= Input records =
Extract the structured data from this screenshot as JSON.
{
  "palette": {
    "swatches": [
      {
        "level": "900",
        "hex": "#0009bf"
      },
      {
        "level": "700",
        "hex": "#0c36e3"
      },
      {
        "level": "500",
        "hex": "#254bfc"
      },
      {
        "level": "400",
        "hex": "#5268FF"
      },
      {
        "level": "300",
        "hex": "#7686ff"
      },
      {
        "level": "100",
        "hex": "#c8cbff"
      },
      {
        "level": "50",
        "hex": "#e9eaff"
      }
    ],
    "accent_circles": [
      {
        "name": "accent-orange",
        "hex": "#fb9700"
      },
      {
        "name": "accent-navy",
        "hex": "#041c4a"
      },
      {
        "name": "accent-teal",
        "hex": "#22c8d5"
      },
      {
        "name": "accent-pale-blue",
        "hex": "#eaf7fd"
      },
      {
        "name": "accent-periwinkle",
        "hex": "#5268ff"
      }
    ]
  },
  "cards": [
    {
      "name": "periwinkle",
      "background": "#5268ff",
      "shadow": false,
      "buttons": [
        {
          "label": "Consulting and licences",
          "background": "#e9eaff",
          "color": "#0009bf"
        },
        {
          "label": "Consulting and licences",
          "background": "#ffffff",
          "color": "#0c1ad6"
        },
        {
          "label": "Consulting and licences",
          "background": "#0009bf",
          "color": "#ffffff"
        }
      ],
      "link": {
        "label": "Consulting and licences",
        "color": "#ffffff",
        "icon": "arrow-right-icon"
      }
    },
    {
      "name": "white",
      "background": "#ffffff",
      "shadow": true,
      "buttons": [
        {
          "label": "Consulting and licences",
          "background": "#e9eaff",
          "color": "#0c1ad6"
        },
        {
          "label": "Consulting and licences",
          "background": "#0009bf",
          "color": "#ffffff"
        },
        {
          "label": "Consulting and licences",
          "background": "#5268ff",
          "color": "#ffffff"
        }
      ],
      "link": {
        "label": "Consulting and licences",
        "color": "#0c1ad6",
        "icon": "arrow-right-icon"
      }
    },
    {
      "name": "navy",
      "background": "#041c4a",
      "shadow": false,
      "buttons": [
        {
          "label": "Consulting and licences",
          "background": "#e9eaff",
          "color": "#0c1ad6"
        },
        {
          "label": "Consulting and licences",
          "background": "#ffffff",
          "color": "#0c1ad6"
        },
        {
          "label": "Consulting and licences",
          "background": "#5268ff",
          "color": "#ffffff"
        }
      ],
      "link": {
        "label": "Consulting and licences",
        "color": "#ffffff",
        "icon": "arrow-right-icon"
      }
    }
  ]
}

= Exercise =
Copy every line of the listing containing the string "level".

= Expected answer =
        "level": "900",
        "level": "700",
        "level": "500",
        "level": "400",
        "level": "300",
        "level": "100",
        "level": "50",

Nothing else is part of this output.